***** Dataset content

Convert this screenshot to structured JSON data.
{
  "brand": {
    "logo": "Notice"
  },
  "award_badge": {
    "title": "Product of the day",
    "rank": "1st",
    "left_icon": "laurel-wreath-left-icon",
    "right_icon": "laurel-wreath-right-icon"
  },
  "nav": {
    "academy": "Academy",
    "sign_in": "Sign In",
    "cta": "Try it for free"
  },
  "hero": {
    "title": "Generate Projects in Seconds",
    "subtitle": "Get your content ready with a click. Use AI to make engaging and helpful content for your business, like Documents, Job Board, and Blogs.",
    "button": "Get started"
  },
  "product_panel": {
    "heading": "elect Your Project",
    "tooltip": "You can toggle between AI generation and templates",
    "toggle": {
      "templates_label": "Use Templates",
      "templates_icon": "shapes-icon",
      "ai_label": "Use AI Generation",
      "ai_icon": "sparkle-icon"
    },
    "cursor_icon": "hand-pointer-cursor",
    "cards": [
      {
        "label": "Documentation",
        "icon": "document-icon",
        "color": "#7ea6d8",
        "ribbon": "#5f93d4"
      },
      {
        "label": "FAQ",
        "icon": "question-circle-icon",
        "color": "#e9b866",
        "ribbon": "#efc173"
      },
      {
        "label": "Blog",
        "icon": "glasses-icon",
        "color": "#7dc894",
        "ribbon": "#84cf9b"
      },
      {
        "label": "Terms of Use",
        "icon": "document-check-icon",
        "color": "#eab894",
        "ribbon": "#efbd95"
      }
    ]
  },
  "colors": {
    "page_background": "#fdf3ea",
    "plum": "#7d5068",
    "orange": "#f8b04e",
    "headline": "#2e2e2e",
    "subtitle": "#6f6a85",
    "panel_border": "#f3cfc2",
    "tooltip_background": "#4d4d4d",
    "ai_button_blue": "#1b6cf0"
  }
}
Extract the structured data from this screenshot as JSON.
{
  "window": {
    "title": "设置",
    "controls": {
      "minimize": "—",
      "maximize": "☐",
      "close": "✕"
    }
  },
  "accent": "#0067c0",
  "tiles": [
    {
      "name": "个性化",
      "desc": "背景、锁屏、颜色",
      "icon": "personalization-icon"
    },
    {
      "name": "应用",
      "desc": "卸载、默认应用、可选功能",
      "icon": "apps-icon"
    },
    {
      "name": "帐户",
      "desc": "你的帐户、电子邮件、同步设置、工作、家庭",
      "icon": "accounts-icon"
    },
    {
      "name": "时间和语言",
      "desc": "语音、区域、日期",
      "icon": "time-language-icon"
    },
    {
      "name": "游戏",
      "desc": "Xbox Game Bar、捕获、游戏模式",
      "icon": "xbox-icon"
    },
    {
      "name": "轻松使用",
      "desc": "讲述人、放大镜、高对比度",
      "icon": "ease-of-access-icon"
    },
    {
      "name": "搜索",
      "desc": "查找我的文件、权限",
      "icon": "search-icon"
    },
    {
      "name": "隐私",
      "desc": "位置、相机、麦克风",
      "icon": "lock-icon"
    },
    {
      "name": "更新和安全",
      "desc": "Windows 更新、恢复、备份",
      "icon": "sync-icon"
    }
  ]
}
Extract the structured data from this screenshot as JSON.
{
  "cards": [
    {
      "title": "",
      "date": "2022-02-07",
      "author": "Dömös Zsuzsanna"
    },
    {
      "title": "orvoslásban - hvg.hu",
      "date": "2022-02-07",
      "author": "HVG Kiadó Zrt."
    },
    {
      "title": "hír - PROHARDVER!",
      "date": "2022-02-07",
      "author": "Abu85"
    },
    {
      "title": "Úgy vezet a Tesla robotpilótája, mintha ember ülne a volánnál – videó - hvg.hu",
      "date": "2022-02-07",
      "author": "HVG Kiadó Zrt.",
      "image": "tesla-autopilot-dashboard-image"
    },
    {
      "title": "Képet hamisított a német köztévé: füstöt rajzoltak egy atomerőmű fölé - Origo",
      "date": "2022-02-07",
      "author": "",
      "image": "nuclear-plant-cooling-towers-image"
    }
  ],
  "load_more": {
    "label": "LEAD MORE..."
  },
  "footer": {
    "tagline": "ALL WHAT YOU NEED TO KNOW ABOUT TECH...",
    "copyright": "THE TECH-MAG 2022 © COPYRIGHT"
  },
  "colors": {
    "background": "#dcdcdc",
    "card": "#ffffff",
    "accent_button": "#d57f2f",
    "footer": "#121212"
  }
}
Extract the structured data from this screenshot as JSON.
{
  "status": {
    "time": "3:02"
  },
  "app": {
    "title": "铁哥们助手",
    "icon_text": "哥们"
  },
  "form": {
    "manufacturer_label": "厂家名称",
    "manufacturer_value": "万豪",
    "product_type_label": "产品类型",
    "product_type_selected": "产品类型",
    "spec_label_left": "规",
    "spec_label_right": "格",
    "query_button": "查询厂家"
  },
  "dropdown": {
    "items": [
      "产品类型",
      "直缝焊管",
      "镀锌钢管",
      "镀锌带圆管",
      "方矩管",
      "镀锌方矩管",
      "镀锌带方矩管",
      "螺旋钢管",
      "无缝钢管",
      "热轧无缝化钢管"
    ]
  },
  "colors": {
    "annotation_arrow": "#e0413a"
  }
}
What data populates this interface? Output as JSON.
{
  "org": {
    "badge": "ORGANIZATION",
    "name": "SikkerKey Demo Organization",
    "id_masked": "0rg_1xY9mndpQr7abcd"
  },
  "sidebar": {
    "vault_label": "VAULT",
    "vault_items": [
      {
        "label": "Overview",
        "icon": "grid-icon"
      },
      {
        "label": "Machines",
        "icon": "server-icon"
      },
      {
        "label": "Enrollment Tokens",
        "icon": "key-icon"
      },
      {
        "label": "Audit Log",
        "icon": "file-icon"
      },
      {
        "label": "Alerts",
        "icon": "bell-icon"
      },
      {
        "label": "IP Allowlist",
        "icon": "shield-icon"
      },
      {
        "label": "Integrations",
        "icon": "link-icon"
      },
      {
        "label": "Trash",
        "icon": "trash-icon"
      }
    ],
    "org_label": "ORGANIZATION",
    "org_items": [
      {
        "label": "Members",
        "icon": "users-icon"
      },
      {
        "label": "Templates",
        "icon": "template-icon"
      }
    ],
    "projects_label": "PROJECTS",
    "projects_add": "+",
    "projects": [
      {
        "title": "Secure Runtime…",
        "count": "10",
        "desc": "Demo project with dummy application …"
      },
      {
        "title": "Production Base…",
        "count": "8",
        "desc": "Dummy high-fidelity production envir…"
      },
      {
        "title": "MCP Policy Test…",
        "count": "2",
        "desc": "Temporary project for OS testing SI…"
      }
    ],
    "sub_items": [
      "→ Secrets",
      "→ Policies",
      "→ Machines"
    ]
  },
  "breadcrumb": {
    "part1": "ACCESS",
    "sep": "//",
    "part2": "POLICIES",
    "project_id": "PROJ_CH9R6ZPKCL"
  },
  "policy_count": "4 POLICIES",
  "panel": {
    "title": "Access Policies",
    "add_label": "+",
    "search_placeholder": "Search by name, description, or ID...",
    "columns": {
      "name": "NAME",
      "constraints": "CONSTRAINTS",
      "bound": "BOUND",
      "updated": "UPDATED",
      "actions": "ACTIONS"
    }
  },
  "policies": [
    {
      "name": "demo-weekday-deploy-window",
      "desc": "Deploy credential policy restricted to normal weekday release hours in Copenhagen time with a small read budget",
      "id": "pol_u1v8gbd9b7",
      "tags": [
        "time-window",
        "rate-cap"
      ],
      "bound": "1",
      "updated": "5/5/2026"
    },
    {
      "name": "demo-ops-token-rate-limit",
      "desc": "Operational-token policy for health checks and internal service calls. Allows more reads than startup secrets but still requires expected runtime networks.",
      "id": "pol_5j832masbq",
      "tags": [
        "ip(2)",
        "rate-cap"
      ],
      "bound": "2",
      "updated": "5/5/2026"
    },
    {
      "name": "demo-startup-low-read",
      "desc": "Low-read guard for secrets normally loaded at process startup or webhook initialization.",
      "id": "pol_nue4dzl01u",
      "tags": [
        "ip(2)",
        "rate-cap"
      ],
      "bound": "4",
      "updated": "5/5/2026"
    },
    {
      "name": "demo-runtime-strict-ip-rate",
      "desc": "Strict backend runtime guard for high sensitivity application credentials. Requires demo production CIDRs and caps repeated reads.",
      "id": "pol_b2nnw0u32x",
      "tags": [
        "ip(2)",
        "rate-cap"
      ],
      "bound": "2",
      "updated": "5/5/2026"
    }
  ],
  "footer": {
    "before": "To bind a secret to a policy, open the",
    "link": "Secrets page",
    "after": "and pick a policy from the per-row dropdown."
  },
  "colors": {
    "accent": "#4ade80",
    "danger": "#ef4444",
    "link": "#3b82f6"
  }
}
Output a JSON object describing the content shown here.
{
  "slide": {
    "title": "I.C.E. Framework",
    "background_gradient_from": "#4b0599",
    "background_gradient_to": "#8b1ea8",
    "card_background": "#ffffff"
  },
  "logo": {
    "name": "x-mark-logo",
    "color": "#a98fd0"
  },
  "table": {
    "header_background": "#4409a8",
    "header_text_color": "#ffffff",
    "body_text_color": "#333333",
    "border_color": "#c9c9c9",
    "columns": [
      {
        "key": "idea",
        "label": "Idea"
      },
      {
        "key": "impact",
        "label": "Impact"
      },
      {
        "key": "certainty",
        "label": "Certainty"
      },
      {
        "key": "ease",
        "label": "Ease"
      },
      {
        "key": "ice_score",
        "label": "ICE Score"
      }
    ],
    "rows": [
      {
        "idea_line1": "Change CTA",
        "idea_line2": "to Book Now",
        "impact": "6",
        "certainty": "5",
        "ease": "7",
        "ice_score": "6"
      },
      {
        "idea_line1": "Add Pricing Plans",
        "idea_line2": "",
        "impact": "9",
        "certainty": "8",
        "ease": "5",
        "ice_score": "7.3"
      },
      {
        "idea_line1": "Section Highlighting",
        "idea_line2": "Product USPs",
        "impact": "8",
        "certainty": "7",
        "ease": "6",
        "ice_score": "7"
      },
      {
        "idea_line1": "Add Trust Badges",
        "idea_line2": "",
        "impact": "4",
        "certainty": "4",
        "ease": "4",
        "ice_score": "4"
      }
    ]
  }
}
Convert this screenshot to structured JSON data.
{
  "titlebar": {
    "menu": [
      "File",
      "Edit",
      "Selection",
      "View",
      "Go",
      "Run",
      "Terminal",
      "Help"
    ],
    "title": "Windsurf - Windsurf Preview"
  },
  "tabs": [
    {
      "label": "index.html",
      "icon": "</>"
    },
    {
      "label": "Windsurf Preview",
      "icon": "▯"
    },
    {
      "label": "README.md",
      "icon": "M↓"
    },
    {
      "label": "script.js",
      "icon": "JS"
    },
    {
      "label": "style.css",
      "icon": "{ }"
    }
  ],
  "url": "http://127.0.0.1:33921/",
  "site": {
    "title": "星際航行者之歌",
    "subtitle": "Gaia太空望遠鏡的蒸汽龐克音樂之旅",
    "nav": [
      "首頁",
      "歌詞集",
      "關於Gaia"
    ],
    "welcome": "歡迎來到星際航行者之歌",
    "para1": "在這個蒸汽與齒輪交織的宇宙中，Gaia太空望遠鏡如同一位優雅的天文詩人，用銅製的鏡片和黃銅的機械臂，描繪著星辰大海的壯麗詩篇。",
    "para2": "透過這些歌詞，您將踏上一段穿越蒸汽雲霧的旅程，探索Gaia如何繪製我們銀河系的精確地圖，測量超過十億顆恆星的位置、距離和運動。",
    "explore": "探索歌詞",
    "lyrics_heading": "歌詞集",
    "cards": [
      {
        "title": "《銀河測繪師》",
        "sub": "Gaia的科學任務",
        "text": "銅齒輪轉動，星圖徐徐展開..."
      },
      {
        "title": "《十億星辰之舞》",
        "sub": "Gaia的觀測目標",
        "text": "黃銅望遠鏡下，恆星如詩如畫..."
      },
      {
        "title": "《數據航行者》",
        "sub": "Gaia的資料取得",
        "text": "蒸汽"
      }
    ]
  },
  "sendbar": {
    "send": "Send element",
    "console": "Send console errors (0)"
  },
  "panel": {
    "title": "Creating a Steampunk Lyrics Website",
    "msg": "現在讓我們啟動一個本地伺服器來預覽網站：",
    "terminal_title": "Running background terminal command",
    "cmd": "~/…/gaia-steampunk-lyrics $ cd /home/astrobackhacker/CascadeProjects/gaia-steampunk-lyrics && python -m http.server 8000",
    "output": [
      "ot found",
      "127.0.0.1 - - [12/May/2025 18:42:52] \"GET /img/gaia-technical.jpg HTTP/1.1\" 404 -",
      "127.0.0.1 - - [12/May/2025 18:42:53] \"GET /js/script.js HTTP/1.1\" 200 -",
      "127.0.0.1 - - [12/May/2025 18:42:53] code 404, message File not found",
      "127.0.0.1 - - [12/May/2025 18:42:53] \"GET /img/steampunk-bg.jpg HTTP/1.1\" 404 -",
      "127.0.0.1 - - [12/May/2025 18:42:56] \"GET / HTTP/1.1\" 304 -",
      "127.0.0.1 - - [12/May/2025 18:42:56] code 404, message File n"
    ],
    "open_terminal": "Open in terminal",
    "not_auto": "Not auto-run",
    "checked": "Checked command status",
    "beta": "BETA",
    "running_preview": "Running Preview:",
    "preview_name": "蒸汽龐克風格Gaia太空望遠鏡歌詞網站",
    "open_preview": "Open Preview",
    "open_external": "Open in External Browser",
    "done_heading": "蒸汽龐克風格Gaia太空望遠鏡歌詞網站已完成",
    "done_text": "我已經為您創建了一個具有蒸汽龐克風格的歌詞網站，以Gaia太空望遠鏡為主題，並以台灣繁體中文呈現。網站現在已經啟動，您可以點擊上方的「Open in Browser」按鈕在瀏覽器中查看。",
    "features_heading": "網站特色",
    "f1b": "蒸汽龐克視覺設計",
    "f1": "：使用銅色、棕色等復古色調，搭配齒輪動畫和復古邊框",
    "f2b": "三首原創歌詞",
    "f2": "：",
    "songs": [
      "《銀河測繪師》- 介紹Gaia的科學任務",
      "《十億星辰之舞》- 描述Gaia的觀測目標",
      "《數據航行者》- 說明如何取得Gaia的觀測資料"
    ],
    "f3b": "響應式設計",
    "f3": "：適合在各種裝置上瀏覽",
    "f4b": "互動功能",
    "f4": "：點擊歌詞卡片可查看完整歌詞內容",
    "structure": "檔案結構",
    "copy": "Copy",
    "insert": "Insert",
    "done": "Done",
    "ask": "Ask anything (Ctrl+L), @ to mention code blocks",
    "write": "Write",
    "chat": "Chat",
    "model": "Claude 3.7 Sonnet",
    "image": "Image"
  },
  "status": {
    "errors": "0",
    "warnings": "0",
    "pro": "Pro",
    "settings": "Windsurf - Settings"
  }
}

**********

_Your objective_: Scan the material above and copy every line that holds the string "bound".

_Exercise response_:
      "bound": "BOUND",
      "bound": "1",
      "bound": "2",
      "bound": "4",
      "bound": "2",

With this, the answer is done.